[EXERCISE DATA]

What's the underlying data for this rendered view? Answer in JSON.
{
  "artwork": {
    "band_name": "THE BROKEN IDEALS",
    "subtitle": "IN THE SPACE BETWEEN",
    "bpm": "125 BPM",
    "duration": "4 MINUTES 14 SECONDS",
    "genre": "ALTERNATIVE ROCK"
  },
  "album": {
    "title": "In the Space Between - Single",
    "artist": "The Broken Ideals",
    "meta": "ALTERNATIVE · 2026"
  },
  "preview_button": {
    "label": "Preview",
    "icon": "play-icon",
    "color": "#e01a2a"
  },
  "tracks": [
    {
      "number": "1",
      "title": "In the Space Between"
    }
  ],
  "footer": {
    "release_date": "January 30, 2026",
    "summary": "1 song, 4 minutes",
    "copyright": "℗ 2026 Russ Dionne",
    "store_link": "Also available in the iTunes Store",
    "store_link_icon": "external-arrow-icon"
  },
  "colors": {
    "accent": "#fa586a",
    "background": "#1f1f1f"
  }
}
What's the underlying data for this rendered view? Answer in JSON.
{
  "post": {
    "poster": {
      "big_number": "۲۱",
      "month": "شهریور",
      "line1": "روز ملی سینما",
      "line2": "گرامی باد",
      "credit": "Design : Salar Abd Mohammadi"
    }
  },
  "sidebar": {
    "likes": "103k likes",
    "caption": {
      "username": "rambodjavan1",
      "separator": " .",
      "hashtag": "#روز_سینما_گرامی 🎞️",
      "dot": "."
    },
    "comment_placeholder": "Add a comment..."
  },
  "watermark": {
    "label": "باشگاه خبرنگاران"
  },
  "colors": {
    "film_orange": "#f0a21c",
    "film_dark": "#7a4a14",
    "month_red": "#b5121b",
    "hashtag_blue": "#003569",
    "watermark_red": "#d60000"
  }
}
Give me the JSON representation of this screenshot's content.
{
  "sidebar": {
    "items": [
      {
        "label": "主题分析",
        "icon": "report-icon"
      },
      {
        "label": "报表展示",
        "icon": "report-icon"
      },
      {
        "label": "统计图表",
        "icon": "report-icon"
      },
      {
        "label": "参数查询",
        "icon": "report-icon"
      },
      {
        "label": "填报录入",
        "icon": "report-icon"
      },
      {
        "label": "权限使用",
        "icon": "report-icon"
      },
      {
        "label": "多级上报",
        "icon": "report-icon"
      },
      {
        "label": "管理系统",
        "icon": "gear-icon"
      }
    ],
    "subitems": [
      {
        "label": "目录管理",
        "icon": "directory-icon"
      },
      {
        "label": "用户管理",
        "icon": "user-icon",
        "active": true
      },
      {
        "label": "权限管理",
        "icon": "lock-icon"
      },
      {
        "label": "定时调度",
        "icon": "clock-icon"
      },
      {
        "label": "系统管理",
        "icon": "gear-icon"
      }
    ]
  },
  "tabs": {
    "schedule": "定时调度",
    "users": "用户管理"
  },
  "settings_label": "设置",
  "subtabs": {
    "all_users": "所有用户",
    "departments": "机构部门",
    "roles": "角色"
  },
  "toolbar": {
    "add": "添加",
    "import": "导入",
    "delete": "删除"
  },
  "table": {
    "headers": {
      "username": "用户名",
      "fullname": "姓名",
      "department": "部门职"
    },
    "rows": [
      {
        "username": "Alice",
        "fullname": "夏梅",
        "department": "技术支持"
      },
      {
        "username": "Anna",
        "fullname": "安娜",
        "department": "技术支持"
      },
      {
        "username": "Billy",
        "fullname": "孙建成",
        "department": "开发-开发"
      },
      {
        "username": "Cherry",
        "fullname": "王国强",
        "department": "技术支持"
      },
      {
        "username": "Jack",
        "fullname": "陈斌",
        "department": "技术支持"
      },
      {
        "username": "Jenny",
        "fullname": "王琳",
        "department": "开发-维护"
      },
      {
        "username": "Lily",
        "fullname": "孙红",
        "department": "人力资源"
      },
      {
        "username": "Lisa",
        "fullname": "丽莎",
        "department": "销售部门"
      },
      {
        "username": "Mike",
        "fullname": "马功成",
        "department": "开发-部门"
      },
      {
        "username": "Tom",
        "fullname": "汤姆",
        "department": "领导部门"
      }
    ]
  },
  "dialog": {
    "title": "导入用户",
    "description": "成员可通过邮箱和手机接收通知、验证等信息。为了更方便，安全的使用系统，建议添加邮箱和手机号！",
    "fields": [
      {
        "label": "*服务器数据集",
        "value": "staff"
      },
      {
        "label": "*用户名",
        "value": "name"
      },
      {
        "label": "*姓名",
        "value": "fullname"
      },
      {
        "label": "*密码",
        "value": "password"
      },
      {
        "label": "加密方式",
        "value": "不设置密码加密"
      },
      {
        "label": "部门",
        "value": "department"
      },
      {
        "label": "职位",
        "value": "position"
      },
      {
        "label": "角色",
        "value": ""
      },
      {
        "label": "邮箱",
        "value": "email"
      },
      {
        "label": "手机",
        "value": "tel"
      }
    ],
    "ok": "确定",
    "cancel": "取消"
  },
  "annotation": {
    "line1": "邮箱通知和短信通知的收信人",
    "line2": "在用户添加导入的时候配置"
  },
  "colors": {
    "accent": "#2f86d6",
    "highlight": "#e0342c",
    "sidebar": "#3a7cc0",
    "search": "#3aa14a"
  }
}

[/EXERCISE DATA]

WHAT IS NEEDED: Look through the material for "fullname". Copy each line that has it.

RESPONSE FOR THIS EXERCISE:
      "fullname": "姓名",
        "fullname": "夏梅",
        "fullname": "安娜",
        "fullname": "孙建成",
        "fullname": "王国强",
        "fullname": "陈斌",
        "fullname": "王琳",
        "fullname": "孙红",
        "fullname": "丽莎",
        "fullname": "马功成",
        "fullname": "汤姆",
        "value": "fullname"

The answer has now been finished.